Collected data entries
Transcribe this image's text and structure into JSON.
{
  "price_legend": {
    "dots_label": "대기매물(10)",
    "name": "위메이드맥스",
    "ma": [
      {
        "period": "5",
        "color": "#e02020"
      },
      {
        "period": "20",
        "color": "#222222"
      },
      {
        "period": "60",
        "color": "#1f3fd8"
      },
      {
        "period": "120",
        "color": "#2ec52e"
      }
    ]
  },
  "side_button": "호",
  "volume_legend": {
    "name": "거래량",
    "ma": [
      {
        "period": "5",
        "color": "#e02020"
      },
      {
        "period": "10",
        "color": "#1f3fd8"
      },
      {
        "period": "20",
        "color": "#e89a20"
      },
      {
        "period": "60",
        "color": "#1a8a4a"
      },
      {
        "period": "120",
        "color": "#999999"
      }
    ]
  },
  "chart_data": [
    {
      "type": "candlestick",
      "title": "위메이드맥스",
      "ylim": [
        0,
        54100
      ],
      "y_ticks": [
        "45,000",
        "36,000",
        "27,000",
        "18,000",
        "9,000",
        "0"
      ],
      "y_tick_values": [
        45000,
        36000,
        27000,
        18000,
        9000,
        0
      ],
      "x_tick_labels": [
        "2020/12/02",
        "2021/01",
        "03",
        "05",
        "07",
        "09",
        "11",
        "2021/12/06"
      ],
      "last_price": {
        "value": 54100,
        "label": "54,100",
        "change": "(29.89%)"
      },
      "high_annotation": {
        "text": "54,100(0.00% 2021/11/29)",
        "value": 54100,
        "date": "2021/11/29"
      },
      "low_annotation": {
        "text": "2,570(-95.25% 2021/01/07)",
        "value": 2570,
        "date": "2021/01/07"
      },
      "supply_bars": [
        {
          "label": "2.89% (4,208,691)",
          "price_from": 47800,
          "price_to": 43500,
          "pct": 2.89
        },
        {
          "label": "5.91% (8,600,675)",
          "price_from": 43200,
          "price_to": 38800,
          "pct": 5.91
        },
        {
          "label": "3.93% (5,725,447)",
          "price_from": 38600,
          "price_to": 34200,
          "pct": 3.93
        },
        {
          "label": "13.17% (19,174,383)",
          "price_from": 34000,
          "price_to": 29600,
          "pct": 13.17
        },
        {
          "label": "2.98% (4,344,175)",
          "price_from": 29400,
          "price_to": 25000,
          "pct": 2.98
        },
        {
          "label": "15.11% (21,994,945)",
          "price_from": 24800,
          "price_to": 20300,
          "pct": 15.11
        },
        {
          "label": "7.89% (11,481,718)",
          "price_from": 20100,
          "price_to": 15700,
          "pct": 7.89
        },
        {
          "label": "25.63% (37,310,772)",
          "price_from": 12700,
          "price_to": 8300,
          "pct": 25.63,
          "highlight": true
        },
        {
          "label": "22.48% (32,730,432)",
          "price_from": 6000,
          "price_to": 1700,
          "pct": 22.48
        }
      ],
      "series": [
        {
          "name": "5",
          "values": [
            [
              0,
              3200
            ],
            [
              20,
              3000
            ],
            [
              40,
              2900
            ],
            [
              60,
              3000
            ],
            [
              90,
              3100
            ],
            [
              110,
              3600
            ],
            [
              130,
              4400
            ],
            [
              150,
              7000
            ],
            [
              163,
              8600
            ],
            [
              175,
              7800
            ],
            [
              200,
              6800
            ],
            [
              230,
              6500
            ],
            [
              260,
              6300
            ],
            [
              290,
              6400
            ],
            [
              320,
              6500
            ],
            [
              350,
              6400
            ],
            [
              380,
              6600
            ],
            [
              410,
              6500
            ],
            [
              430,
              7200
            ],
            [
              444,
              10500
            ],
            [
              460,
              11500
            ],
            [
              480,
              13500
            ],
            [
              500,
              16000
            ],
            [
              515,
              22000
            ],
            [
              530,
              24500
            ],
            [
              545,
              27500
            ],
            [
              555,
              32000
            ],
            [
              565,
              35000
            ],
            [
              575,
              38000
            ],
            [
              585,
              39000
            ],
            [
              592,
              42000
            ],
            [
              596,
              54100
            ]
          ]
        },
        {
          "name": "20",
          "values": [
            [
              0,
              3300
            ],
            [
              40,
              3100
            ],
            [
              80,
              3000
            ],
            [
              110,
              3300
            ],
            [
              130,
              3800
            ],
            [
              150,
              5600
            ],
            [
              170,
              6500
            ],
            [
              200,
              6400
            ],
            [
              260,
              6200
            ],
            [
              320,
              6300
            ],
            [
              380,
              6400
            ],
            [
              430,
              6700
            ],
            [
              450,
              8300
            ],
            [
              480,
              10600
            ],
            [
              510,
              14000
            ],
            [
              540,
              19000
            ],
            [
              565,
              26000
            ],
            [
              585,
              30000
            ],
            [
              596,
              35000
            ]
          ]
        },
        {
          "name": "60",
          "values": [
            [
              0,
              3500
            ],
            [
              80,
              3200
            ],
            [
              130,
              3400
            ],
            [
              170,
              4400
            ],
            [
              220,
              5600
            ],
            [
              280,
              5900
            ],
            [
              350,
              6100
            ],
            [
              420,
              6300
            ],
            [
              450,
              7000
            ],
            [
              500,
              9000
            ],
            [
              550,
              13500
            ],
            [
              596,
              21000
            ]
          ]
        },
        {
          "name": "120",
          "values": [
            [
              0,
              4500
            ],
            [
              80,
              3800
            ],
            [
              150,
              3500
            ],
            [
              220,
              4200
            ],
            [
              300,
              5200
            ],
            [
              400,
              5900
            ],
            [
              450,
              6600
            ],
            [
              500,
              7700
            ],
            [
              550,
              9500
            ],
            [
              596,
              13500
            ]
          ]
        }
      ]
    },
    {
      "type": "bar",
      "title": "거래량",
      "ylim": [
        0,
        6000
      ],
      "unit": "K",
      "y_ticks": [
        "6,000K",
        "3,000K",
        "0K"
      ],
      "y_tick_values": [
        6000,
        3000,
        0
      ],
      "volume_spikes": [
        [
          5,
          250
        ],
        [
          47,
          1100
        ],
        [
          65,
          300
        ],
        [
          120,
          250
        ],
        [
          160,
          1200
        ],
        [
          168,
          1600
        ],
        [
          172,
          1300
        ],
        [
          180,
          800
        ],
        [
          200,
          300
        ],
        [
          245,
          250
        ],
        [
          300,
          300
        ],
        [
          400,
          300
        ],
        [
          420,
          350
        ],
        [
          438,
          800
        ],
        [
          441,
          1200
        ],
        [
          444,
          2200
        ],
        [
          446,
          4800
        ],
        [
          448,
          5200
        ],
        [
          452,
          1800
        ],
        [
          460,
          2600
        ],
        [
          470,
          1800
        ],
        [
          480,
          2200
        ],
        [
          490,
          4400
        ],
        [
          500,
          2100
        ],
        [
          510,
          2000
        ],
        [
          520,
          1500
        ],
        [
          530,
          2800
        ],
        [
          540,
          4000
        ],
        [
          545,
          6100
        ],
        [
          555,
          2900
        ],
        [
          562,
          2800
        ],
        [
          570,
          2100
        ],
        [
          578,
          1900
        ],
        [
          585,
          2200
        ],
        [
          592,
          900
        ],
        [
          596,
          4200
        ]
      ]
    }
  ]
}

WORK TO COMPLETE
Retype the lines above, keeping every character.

RESPONSE TO THIS TASK
Transcribe this image's text and structure into JSON.
{
  "price_legend": {
    "dots_label": "대기매물(10)",
    "name": "위메이드맥스",
    "ma": [
      {
        "period": "5",
        "color": "#e02020"
      },
      {
        "period": "20",
        "color": "#222222"
      },
      {
        "period": "60",
        "color": "#1f3fd8"
      },
      {
        "period": "120",
        "color": "#2ec52e"
      }
    ]
  },
  "side_button": "호",
  "volume_legend": {
    "name": "거래량",
    "ma": [
      {
        "period": "5",
        "color": "#e02020"
      },
      {
        "period": "10",
        "color": "#1f3fd8"
      },
      {
        "period": "20",
        "color": "#e89a20"
      },
      {
        "period": "60",
        "color": "#1a8a4a"
      },
      {
        "period": "120",
        "color": "#999999"
      }
    ]
  },
  "chart_data": [
    {
      "type": "candlestick",
      "title": "위메이드맥스",
      "ylim": [
        0,
        54100
      ],
      "y_ticks": [
        "45,000",
        "36,000",
        "27,000",
        "18,000",
        "9,000",
        "0"
      ],
      "y_tick_values": [
        45000,
        36000,
        27000,
        18000,
        9000,
        0
      ],
      "x_tick_labels": [
        "2020/12/02",
        "2021/01",
        "03",
        "05",
        "07",
        "09",
        "11",
        "2021/12/06"
      ],
      "last_price": {
        "value": 54100,
        "label": "54,100",
        "change": "(29.89%)"
      },
      "high_annotation": {
        "text": "54,100(0.00% 2021/11/29)",
        "value": 54100,
        "date": "2021/11/29"
      },
      "low_annotation": {
        "text": "2,570(-95.25% 2021/01/07)",
        "value": 2570,
        "date": "2021/01/07"
      },
      "supply_bars": [
        {
          "label": "2.89% (4,208,691)",
          "price_from": 47800,
          "price_to": 43500,
          "pct": 2.89
        },
        {
          "label": "5.91% (8,600,675)",
          "price_from": 43200,
          "price_to": 38800,
          "pct": 5.91
        },
        {
          "label": "3.93% (5,725,447)",
          "price_from": 38600,
          "price_to": 34200,
          "pct": 3.93
        },
        {
          "label": "13.17% (19,174,383)",
          "price_from": 34000,
          "price_to": 29600,
          "pct": 13.17
        },
        {
          "label": "2.98% (4,344,175)",
          "price_from": 29400,
          "price_to": 25000,
          "pct": 2.98
        },
        {
          "label": "15.11% (21,994,945)",
          "price_from": 24800,
          "price_to": 20300,
          "pct": 15.11
        },
        {
          "label": "7.89% (11,481,718)",
          "price_from": 20100,
          "price_to": 15700,
          "pct": 7.89
        },
        {
          "label": "25.63% (37,310,772)",
          "price_from": 12700,
          "price_to": 8300,
          "pct": 25.63,
          "highlight": true
        },
        {
          "label": "22.48% (32,730,432)",
          "price_from": 6000,
          "price_to": 1700,
          "pct": 22.48
        }
      ],
      "series": [
        {
          "name": "5",
          "values": [
            [
              0,
              3200
            ],
            [
              20,
              3000
            ],
            [
              40,
              2900
            ],
            [
              60,
              3000
            ],
            [
              90,
              3100
            ],
            [
              110,
              3600
            ],
            [
              130,
              4400
            ],
            [
              150,
              7000
            ],
            [
              163,
              8600
            ],
            [
              175,
              7800
            ],
            [
              200,
              6800
            ],
            [
              230,
              6500
            ],
            [
              260,
              6300
            ],
            [
              290,
              6400
            ],
            [
              320,
              6500
            ],
            [
              350,
              6400
            ],
            [
              380,
              6600
            ],
            [
              410,
              6500
            ],
            [
              430,
              7200
            ],
            [
              444,
              10500
            ],
            [
              460,
              11500
            ],
            [
              480,
              13500
            ],
            [
              500,
              16000
            ],
            [
              515,
              22000
            ],
            [
              530,
              24500
            ],
            [
              545,
              27500
            ],
            [
              555,
              32000
            ],
            [
              565,
              35000
            ],
            [
              575,
              38000
            ],
            [
              585,
              39000
            ],
            [
              592,
              42000
            ],
            [
              596,
              54100
            ]
          ]
        },
        {
          "name": "20",
          "values": [
            [
              0,
              3300
            ],
            [
              40,
              3100
            ],
            [
              80,
              3000
            ],
            [
              110,
              3300
            ],
            [
              130,
              3800
            ],
            [
              150,
              5600
            ],
            [
              170,
              6500
            ],
            [
              200,
              6400
            ],
            [
              260,
              6200
            ],
            [
              320,
              6300
            ],
            [
              380,
              6400
            ],
            [
              430,
              6700
            ],
            [
              450,
              8300
            ],
            [
              480,
              10600
            ],
            [
              510,
              14000
            ],
            [
              540,
              19000
            ],
            [
              565,
              26000
            ],
            [
              585,
              30000
            ],
            [
              596,
              35000
            ]
          ]
        },
        {
          "name": "60",
          "values": [
            [
              0,
              3500
            ],
            [
              80,
              3200
            ],
            [
              130,
              3400
            ],
            [
              170,
              4400
            ],
            [
              220,
              5600
            ],
            [
              280,
              5900
            ],
            [
              350,
              6100
            ],
            [
              420,
              6300
            ],
            [
              450,
              7000
            ],
            [
              500,
              9000
            ],
            [
              550,
              13500
            ],
            [
              596,
              21000
            ]
          ]
        },
        {
          "name": "120",
          "values": [
            [
              0,
              4500
            ],
            [
              80,
              3800
            ],
            [
              150,
              3500
            ],
            [
              220,
              4200
            ],
            [
              300,
              5200
            ],
            [
              400,
              5900
            ],
            [
              450,
              6600
            ],
            [
              500,
              7700
            ],
            [
              550,
              9500
            ],
            [
              596,
              13500
            ]
          ]
        }
      ]
    },
    {
      "type": "bar",
      "title": "거래량",
      "ylim": [
        0,
        6000
      ],
      "unit": "K",
      "y_ticks": [
        "6,000K",
        "3,000K",
        "0K"
      ],
      "y_tick_values": [
        6000,
        3000,
        0
      ],
      "volume_spikes": [
        [
          5,
          250
        ],
        [
          47,
          1100
        ],
        [
          65,
          300
        ],
        [
          120,
          250
        ],
        [
          160,
          1200
        ],
        [
          168,
          1600
        ],
        [
          172,
          1300
        ],
        [
          180,
          800
        ],
        [
          200,
          300
        ],
        [
          245,
          250
        ],
        [
          300,
          300
        ],
        [
          400,
          300
        ],
        [
          420,
          350
        ],
        [
          438,
          800
        ],
        [
          441,
          1200
        ],
        [
          444,
          2200
        ],
        [
          446,
          4800
        ],
        [
          448,
          5200
        ],
        [
          452,
          1800
        ],
        [
          460,
          2600
        ],
        [
          470,
          1800
        ],
        [
          480,
          2200
        ],
        [
          490,
          4400
        ],
        [
          500,
          2100
        ],
        [
          510,
          2000
        ],
        [
          520,
          1500
        ],
        [
          530,
          2800
        ],
        [
          540,
          4000
        ],
        [
          545,
          6100
        ],
        [
          555,
          2900
        ],
        [
          562,
          2800
        ],
        [
          570,
          2100
        ],
        [
          578,
          1900
        ],
        [
          585,
          2200
        ],
        [
          592,
          900
        ],
        [
          596,
          4200
        ]
      ]
    }
  ]
}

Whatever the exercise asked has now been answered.